Exercise: Filter out every line below that lacks "Urgente", and copy the rest.

Source material:
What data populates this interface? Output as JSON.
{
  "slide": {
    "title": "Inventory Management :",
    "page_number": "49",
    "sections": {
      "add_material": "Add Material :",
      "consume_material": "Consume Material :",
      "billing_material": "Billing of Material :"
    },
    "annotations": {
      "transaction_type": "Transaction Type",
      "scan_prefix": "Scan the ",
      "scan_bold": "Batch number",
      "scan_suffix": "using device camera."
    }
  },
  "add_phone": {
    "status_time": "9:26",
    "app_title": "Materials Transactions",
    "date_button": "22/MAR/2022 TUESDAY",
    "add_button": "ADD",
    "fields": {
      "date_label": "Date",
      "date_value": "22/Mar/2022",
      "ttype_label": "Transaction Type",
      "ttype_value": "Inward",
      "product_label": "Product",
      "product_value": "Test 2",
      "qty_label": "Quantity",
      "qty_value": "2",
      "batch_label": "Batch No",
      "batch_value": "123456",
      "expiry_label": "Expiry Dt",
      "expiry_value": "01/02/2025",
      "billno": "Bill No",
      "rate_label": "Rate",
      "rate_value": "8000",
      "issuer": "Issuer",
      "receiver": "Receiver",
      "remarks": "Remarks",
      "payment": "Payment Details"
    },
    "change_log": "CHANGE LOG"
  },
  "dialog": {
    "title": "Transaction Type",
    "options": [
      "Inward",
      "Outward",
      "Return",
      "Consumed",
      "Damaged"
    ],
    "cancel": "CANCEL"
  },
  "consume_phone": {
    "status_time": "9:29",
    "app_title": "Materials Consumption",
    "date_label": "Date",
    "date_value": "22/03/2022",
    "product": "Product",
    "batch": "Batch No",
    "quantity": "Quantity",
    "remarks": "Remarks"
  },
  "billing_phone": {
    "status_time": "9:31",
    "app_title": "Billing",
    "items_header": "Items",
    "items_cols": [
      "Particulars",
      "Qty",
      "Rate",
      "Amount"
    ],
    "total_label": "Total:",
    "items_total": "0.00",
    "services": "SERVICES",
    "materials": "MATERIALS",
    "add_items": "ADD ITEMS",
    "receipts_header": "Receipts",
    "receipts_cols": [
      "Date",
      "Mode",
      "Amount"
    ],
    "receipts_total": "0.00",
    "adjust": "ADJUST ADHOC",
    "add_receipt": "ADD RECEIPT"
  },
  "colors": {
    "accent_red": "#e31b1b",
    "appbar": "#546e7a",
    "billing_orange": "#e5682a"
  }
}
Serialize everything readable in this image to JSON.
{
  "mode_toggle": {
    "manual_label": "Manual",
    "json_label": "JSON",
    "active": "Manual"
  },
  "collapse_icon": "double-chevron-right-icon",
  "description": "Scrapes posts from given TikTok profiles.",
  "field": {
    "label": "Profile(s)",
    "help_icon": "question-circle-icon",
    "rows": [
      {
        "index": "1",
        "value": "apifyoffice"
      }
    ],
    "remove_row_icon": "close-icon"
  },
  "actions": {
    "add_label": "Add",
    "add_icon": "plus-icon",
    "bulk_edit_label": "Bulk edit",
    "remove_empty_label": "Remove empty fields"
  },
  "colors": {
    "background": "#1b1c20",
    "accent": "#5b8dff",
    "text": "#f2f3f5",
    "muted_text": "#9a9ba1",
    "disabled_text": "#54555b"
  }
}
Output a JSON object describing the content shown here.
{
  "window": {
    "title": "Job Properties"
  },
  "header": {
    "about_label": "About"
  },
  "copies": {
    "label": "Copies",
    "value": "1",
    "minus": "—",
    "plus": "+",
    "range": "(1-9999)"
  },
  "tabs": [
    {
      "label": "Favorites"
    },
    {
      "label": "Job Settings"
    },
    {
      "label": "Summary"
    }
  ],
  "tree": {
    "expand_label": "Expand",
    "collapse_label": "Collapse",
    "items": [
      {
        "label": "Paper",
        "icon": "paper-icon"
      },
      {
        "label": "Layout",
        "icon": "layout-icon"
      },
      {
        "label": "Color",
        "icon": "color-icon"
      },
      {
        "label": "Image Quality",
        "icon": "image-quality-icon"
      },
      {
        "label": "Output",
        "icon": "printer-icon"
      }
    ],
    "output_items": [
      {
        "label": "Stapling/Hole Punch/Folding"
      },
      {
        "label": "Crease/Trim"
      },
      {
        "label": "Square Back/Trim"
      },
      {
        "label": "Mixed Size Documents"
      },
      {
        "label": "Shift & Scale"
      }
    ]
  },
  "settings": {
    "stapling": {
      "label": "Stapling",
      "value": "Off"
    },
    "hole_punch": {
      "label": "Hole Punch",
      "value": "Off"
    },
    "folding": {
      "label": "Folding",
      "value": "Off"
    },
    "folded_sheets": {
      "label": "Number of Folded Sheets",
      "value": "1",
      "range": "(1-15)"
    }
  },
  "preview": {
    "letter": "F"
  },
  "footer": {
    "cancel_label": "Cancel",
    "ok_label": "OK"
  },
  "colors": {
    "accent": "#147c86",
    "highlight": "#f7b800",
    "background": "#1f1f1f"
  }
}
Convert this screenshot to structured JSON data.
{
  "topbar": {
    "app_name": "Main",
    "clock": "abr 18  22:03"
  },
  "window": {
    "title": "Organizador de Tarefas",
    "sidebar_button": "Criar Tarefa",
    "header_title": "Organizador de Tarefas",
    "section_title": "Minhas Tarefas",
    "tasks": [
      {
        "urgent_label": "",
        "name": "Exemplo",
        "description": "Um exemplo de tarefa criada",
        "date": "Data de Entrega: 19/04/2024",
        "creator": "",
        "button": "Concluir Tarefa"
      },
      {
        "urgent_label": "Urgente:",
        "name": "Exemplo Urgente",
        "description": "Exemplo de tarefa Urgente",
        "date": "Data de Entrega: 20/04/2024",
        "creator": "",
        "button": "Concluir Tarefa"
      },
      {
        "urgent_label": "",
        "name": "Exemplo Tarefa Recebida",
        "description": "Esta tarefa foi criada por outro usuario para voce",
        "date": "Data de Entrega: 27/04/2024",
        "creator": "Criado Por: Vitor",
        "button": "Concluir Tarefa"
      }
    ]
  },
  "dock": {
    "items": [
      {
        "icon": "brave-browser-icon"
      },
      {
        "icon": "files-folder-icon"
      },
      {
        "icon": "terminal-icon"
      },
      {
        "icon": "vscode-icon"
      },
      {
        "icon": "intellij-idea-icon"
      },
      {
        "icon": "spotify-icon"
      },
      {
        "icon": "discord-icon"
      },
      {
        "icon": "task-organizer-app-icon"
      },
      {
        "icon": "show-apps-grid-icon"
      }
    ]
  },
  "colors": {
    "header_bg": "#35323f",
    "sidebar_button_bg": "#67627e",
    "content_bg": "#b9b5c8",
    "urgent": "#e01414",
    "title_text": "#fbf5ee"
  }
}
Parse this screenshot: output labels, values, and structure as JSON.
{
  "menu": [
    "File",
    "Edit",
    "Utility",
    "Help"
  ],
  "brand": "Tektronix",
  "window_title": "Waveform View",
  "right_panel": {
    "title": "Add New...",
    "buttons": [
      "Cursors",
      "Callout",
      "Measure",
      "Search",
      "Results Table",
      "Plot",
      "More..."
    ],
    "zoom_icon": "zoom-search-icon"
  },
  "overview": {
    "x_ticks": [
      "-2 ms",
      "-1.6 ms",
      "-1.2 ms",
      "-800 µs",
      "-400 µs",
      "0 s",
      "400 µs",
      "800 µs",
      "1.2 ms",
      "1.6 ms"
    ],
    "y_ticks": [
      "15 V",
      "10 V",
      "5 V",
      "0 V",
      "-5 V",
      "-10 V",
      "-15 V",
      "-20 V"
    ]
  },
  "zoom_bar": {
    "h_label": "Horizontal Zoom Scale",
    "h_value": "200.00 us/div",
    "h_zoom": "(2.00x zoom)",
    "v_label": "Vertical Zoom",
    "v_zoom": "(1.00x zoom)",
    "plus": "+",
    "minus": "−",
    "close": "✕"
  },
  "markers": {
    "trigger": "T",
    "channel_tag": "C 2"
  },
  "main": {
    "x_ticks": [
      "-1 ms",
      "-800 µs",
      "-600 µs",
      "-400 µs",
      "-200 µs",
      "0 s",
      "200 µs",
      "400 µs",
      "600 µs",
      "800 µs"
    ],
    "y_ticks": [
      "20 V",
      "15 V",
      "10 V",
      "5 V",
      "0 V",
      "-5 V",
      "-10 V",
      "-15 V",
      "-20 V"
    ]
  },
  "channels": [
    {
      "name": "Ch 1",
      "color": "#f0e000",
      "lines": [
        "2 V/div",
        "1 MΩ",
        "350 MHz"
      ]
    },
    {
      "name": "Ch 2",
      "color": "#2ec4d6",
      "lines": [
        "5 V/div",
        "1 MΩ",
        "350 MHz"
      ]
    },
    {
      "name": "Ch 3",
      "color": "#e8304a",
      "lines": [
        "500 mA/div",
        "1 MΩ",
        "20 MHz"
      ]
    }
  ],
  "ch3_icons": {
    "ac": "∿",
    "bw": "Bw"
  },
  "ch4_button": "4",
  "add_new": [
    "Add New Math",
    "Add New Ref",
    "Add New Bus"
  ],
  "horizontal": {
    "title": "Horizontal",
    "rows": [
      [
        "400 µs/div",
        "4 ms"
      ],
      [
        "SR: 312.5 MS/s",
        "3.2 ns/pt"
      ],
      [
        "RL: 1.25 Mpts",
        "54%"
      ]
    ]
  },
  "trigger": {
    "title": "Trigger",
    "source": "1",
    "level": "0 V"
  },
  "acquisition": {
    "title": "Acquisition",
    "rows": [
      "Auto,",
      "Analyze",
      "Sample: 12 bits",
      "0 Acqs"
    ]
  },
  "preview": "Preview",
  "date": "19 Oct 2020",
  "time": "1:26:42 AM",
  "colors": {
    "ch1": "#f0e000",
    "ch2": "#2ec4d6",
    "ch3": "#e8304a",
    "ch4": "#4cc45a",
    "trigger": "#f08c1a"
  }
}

Result of the task:
        "urgent_label": "Urgente:",
        "name": "Exemplo Urgente",
        "description": "Exemplo de tarefa Urgente",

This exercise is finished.